What this task involves. Pictures aside, write every record out again word for word.

- Opening Delimiter -

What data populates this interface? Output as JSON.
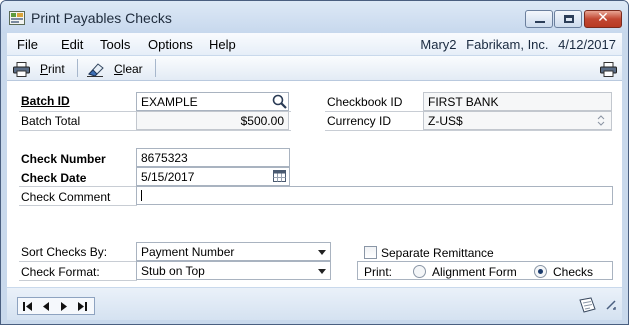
{
  "window": {
    "title": "Print Payables Checks",
    "icons": {
      "app": "app-window-icon",
      "minimize": "minimize-icon",
      "maximize": "maximize-icon",
      "close": "close-icon"
    }
  },
  "menu": {
    "items": [
      "File",
      "Edit",
      "Tools",
      "Options",
      "Help"
    ],
    "user": "Mary2",
    "company": "Fabrikam, Inc.",
    "date": "4/12/2017"
  },
  "toolbar": {
    "print_label": "Print",
    "clear_label": "Clear",
    "icons": {
      "print": "printer-icon",
      "clear": "eraser-icon",
      "print_right": "printer-icon"
    }
  },
  "form": {
    "batch_id_label": "Batch ID",
    "batch_id_value": "EXAMPLE",
    "batch_total_label": "Batch Total",
    "batch_total_value": "$500.00",
    "checkbook_id_label": "Checkbook ID",
    "checkbook_id_value": "FIRST BANK",
    "currency_id_label": "Currency ID",
    "currency_id_value": "Z-US$",
    "check_number_label": "Check Number",
    "check_number_value": "8675323",
    "check_date_label": "Check Date",
    "check_date_value": "5/15/2017",
    "check_comment_label": "Check Comment",
    "check_comment_value": "",
    "sort_checks_label": "Sort Checks By:",
    "sort_checks_value": "Payment Number",
    "check_format_label": "Check Format:",
    "check_format_value": "Stub on Top",
    "separate_remittance_label": "Separate Remittance",
    "separate_remittance_checked": false,
    "print_label": "Print:",
    "print_options": [
      "Alignment Form",
      "Checks"
    ],
    "print_selected": "Checks"
  },
  "colors": {
    "window_bg": "#c9d9ec",
    "accent": "#1b3a6b",
    "close": "#c24732"
  }
}
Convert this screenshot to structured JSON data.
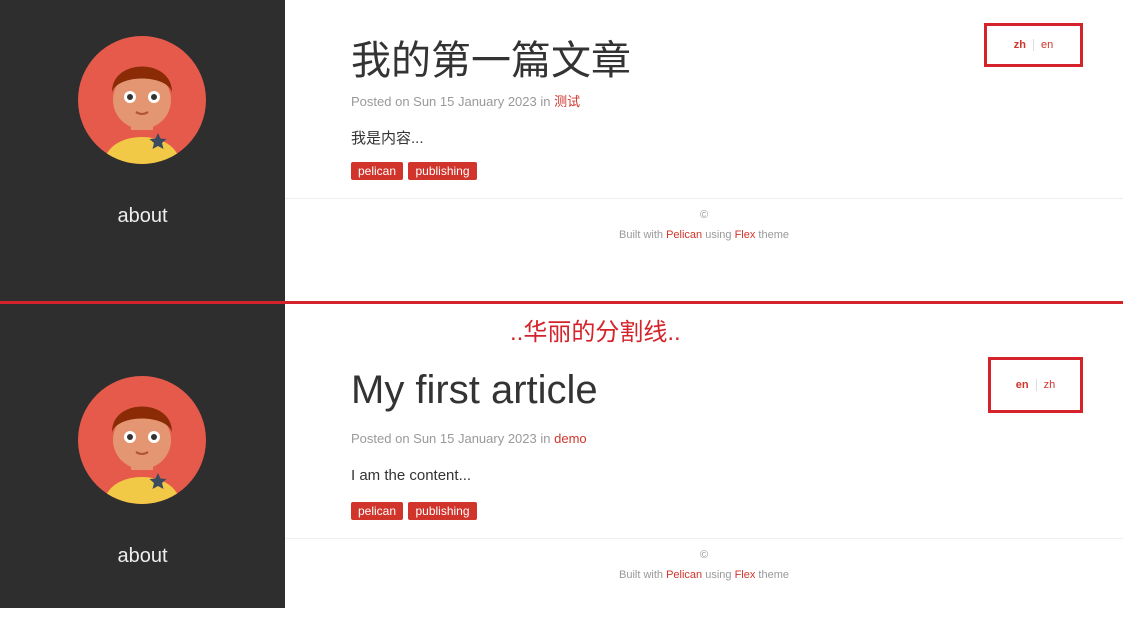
{
  "colors": {
    "accent": "#d1342b",
    "sidebar": "#2e2e2e",
    "annotation": "#d4232b"
  },
  "top": {
    "sidebar_label": "about",
    "title": "我的第一篇文章",
    "meta_prefix": "Posted on Sun 15 January 2023 in",
    "category": "测试",
    "content": "我是内容...",
    "tags": [
      "pelican",
      "publishing"
    ],
    "lang_active": "zh",
    "lang_other": "en"
  },
  "bottom": {
    "sidebar_label": "about",
    "title": "My first article",
    "meta_prefix": "Posted on Sun 15 January 2023 in",
    "category": "demo",
    "content": "I am the content...",
    "tags": [
      "pelican",
      "publishing"
    ],
    "lang_active": "en",
    "lang_other": "zh"
  },
  "footer": {
    "copyright": "©",
    "built_with": "Built with",
    "pelican": "Pelican",
    "using": "using",
    "flex": "Flex",
    "theme": "theme"
  },
  "annotation": "..华丽的分割线.."
}
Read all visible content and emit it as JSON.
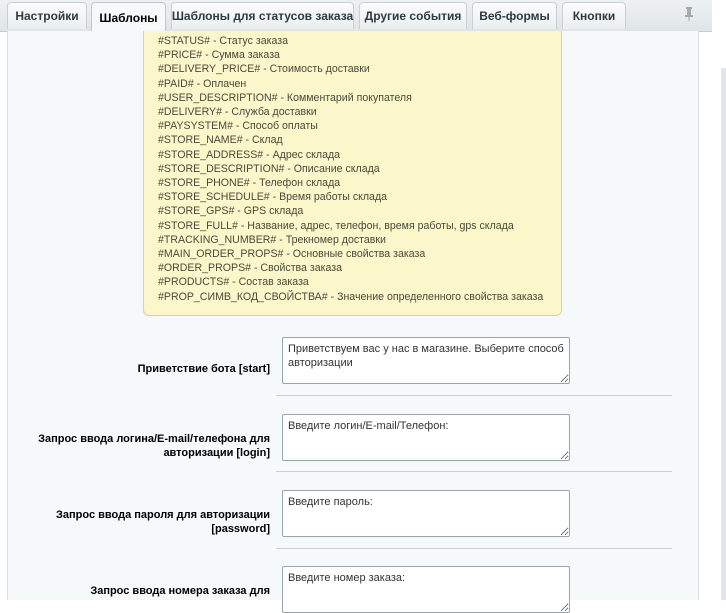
{
  "tabs": [
    {
      "label": "Настройки",
      "active": false
    },
    {
      "label": "Шаблоны",
      "active": true
    },
    {
      "label": "Шаблоны для статусов заказа",
      "active": false
    },
    {
      "label": "Другие события",
      "active": false
    },
    {
      "label": "Веб-формы",
      "active": false
    },
    {
      "label": "Кнопки",
      "active": false
    }
  ],
  "pin_icon": "pin-icon",
  "hint_lines": [
    "#STATUS# - Статус заказа",
    "#PRICE# - Сумма заказа",
    "#DELIVERY_PRICE# - Стоимость доставки",
    "#PAID# - Оплачен",
    "#USER_DESCRIPTION# - Комментарий покупателя",
    "#DELIVERY# - Служба доставки",
    "#PAYSYSTEM# - Способ оплаты",
    "#STORE_NAME# - Склад",
    "#STORE_ADDRESS# - Адрес склада",
    "#STORE_DESCRIPTION# - Описание склада",
    "#STORE_PHONE# - Телефон склада",
    "#STORE_SCHEDULE# - Время работы склада",
    "#STORE_GPS# - GPS склада",
    "#STORE_FULL# - Название, адрес, телефон, время работы, gps склада",
    "#TRACKING_NUMBER# - Трекномер доставки",
    "#MAIN_ORDER_PROPS# - Основные свойства заказа",
    "#ORDER_PROPS# - Свойства заказа",
    "#PRODUCTS# - Состав заказа",
    "#PROP_СИМВ_КОД_СВОЙСТВА# - Значение определенного свойства заказа"
  ],
  "fields": [
    {
      "label_lines": [
        "Приветствие бота [start]"
      ],
      "value": "Приветствуем вас у нас в магазине. Выберите способ авторизации"
    },
    {
      "label_lines": [
        "Запрос ввода логина/E-mail/телефона для",
        "авторизации [login]"
      ],
      "value": "Введите логин/E-mail/Телефон:"
    },
    {
      "label_lines": [
        "Запрос ввода пароля для авторизации",
        "[password]"
      ],
      "value": "Введите пароль:"
    },
    {
      "label_lines": [
        "Запрос ввода номера заказа для"
      ],
      "value": "Введите номер заказа:"
    }
  ]
}
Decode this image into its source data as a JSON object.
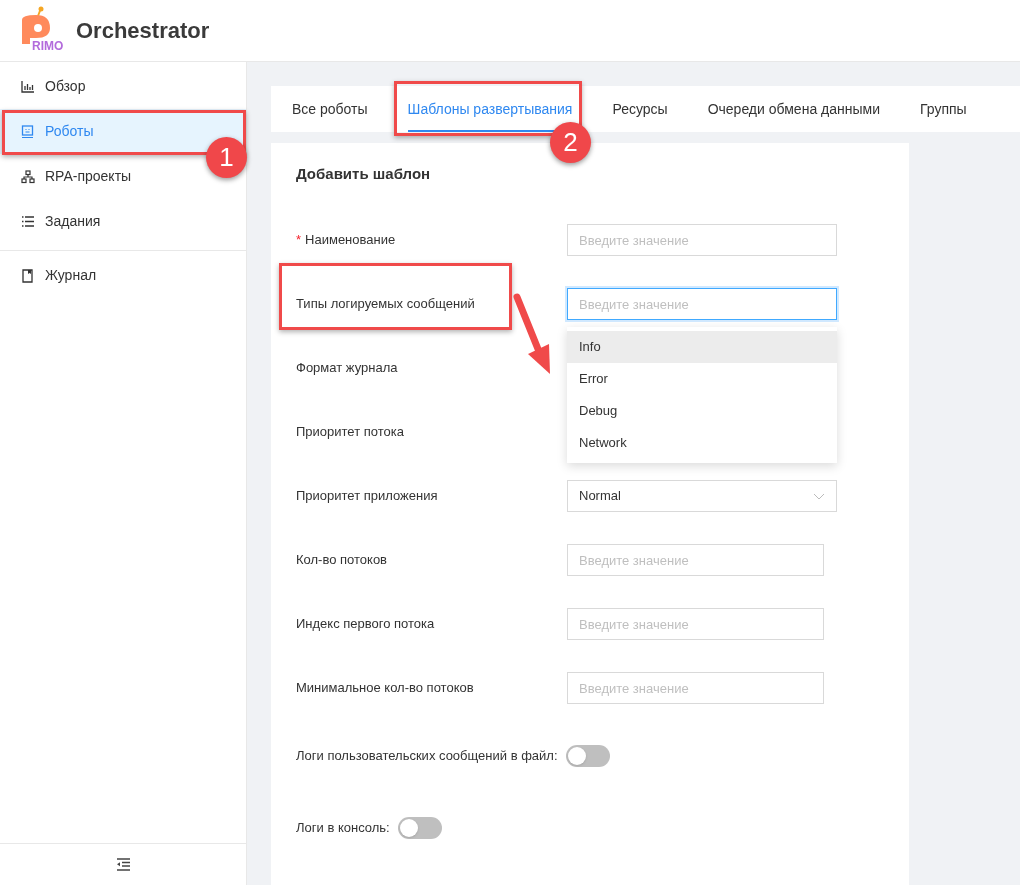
{
  "header": {
    "logo_text": "RIMO",
    "title": "Orchestrator"
  },
  "sidebar": {
    "groups": [
      [
        {
          "label": "Обзор",
          "selected": false
        },
        {
          "label": "Роботы",
          "selected": true
        },
        {
          "label": "RPA-проекты",
          "selected": false
        },
        {
          "label": "Задания",
          "selected": false
        }
      ],
      [
        {
          "label": "Журнал",
          "selected": false
        }
      ]
    ]
  },
  "tabs": [
    {
      "label": "Все роботы",
      "selected": false
    },
    {
      "label": "Шаблоны развертывания",
      "selected": true
    },
    {
      "label": "Ресурсы",
      "selected": false
    },
    {
      "label": "Очереди обмена данными",
      "selected": false
    },
    {
      "label": "Группы",
      "selected": false
    }
  ],
  "form": {
    "title": "Добавить шаблон",
    "fields": [
      {
        "label": "Наименование",
        "required_mark": "*",
        "kind": "text",
        "placeholder": "Введите значение",
        "focused": false
      },
      {
        "label": "Типы логируемых сообщений",
        "kind": "text",
        "placeholder": "Введите значение",
        "focused": true
      },
      {
        "label": "Формат журнала",
        "kind": "covered"
      },
      {
        "label": "Приоритет потока",
        "kind": "covered"
      },
      {
        "label": "Приоритет приложения",
        "kind": "select",
        "value": "Normal"
      },
      {
        "label": "Кол-во потоков",
        "kind": "number",
        "placeholder": "Введите значение",
        "focused": false
      },
      {
        "label": "Индекс первого потока",
        "kind": "number",
        "placeholder": "Введите значение",
        "focused": false
      },
      {
        "label": "Минимальное кол-во потоков",
        "kind": "number",
        "placeholder": "Введите значение",
        "focused": false
      },
      {
        "label": "Логи пользовательских сообщений в файл:",
        "kind": "toggle",
        "on": false
      },
      {
        "label": "Логи в консоль:",
        "kind": "toggle",
        "on": false
      }
    ]
  },
  "dropdown": {
    "options": [
      {
        "label": "Info",
        "selected": true
      },
      {
        "label": "Error",
        "selected": false
      },
      {
        "label": "Debug",
        "selected": false
      },
      {
        "label": "Network",
        "selected": false
      }
    ]
  },
  "annotations": {
    "badges": [
      "1",
      "2"
    ]
  }
}
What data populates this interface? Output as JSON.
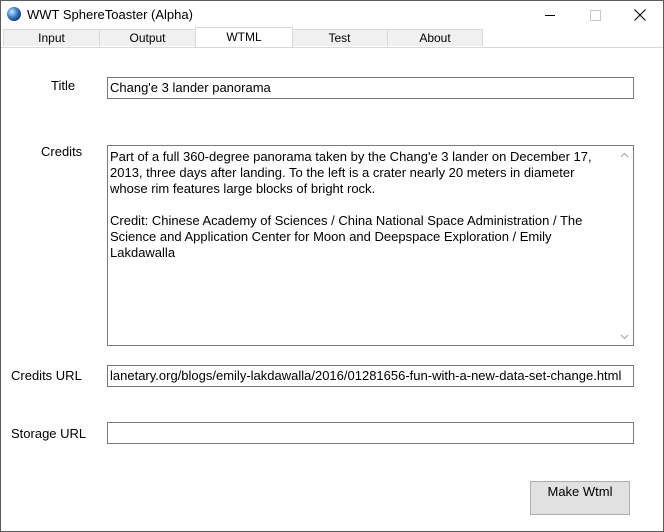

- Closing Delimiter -

Written response.
What data populates this interface? Output as JSON.
{
  "window": {
    "title": "Print Payables Checks",
    "icons": {
      "app": "app-window-icon",
      "minimize": "minimize-icon",
      "maximize": "maximize-icon",
      "close": "close-icon"
    }
  },
  "menu": {
    "items": [
      "File",
      "Edit",
      "Tools",
      "Options",
      "Help"
    ],
    "user": "Mary2",
    "company": "Fabrikam, Inc.",
    "date": "4/12/2017"
  },
  "toolbar": {
    "print_label": "Print",
    "clear_label": "Clear",
    "icons": {
      "print": "printer-icon",
      "clear": "eraser-icon",
      "print_right": "printer-icon"
    }
  },
  "form": {
    "batch_id_label": "Batch ID",
    "batch_id_value": "EXAMPLE",
    "batch_total_label": "Batch Total",
    "batch_total_value": "$500.00",
    "checkbook_id_label": "Checkbook ID",
    "checkbook_id_value": "FIRST BANK",
    "currency_id_label": "Currency ID",
    "currency_id_value": "Z-US$",
    "check_number_label": "Check Number",
    "check_number_value": "8675323",
    "check_date_label": "Check Date",
    "check_date_value": "5/15/2017",
    "check_comment_label": "Check Comment",
    "check_comment_value": "",
    "sort_checks_label": "Sort Checks By:",
    "sort_checks_value": "Payment Number",
    "check_format_label": "Check Format:",
    "check_format_value": "Stub on Top",
    "separate_remittance_label": "Separate Remittance",
    "separate_remittance_checked": false,
    "print_label": "Print:",
    "print_options": [
      "Alignment Form",
      "Checks"
    ],
    "print_selected": "Checks"
  },
  "colors": {
    "window_bg": "#c9d9ec",
    "accent": "#1b3a6b",
    "close": "#c24732"
  }
}
Convert this screenshot to structured JSON data.
{
  "colors": {
    "accent": "#d1342b",
    "sidebar": "#2e2e2e",
    "annotation": "#d4232b"
  },
  "top": {
    "sidebar_label": "about",
    "title": "我的第一篇文章",
    "meta_prefix": "Posted on Sun 15 January 2023 in",
    "category": "测试",
    "content": "我是内容...",
    "tags": [
      "pelican",
      "publishing"
    ],
    "lang_active": "zh",
    "lang_other": "en"
  },
  "bottom": {
    "sidebar_label": "about",
    "title": "My first article",
    "meta_prefix": "Posted on Sun 15 January 2023 in",
    "category": "demo",
    "content": "I am the content...",
    "tags": [
      "pelican",
      "publishing"
    ],
    "lang_active": "en",
    "lang_other": "zh"
  },
  "footer": {
    "copyright": "©",
    "built_with": "Built with",
    "pelican": "Pelican",
    "using": "using",
    "flex": "Flex",
    "theme": "theme"
  },
  "annotation": "..华丽的分割线.."
}
Read all visible content and emit it as JSON.
{
  "tabs": [
    {
      "label": "Настройки",
      "active": false
    },
    {
      "label": "Шаблоны",
      "active": true
    },
    {
      "label": "Шаблоны для статусов заказа",
      "active": false
    },
    {
      "label": "Другие события",
      "active": false
    },
    {
      "label": "Веб-формы",
      "active": false
    },
    {
      "label": "Кнопки",
      "active": false
    }
  ],
  "pin_icon": "pin-icon",
  "hint_lines": [
    "#STATUS# - Статус заказа",
    "#PRICE# - Сумма заказа",
    "#DELIVERY_PRICE# - Стоимость доставки",
    "#PAID# - Оплачен",
    "#USER_DESCRIPTION# - Комментарий покупателя",
    "#DELIVERY# - Служба доставки",
    "#PAYSYSTEM# - Способ оплаты",
    "#STORE_NAME# - Склад",
    "#STORE_ADDRESS# - Адрес склада",
    "#STORE_DESCRIPTION# - Описание склада",
    "#STORE_PHONE# - Телефон склада",
    "#STORE_SCHEDULE# - Время работы склада",
    "#STORE_GPS# - GPS склада",
    "#STORE_FULL# - Название, адрес, телефон, время работы, gps склада",
    "#TRACKING_NUMBER# - Трекномер доставки",
    "#MAIN_ORDER_PROPS# - Основные свойства заказа",
    "#ORDER_PROPS# - Свойства заказа",
    "#PRODUCTS# - Состав заказа",
    "#PROP_СИМВ_КОД_СВОЙСТВА# - Значение определенного свойства заказа"
  ],
  "fields": [
    {
      "label_lines": [
        "Приветствие бота [start]"
      ],
      "value": "Приветствуем вас у нас в магазине. Выберите способ авторизации"
    },
    {
      "label_lines": [
        "Запрос ввода логина/E-mail/телефона для",
        "авторизации [login]"
      ],
      "value": "Введите логин/E-mail/Телефон:"
    },
    {
      "label_lines": [
        "Запрос ввода пароля для авторизации",
        "[password]"
      ],
      "value": "Введите пароль:"
    },
    {
      "label_lines": [
        "Запрос ввода номера заказа для"
      ],
      "value": "Введите номер заказа:"
    }
  ]
}
Decode this image into its source data as a JSON object.
{
  "header": {
    "logo_text": "RIMO",
    "title": "Orchestrator"
  },
  "sidebar": {
    "groups": [
      [
        {
          "label": "Обзор",
          "selected": false
        },
        {
          "label": "Роботы",
          "selected": true
        },
        {
          "label": "RPA-проекты",
          "selected": false
        },
        {
          "label": "Задания",
          "selected": false
        }
      ],
      [
        {
          "label": "Журнал",
          "selected": false
        }
      ]
    ]
  },
  "tabs": [
    {
      "label": "Все роботы",
      "selected": false
    },
    {
      "label": "Шаблоны развертывания",
      "selected": true
    },
    {
      "label": "Ресурсы",
      "selected": false
    },
    {
      "label": "Очереди обмена данными",
      "selected": false
    },
    {
      "label": "Группы",
      "selected": false
    }
  ],
  "form": {
    "title": "Добавить шаблон",
    "fields": [
      {
        "label": "Наименование",
        "required_mark": "*",
        "kind": "text",
        "placeholder": "Введите значение",
        "focused": false
      },
      {
        "label": "Типы логируемых сообщений",
        "kind": "text",
        "placeholder": "Введите значение",
        "focused": true
      },
      {
        "label": "Формат журнала",
        "kind": "covered"
      },
      {
        "label": "Приоритет потока",
        "kind": "covered"
      },
      {
        "label": "Приоритет приложения",
        "kind": "select",
        "value": "Normal"
      },
      {
        "label": "Кол-во потоков",
        "kind": "number",
        "placeholder": "Введите значение",
        "focused": false
      },
      {
        "label": "Индекс первого потока",
        "kind": "number",
        "placeholder": "Введите значение",
        "focused": false
      },
      {
        "label": "Минимальное кол-во потоков",
        "kind": "number",
        "placeholder": "Введите значение",
        "focused": false
      },
      {
        "label": "Логи пользовательских сообщений в файл:",
        "kind": "toggle",
        "on": false
      },
      {
        "label": "Логи в консоль:",
        "kind": "toggle",
        "on": false
      }
    ]
  },
  "dropdown": {
    "options": [
      {
        "label": "Info",
        "selected": true
      },
      {
        "label": "Error",
        "selected": false
      },
      {
        "label": "Debug",
        "selected": false
      },
      {
        "label": "Network",
        "selected": false
      }
    ]
  },
  "annotations": {
    "badges": [
      "1",
      "2"
    ]
  }
}
What data populates this interface? Output as JSON.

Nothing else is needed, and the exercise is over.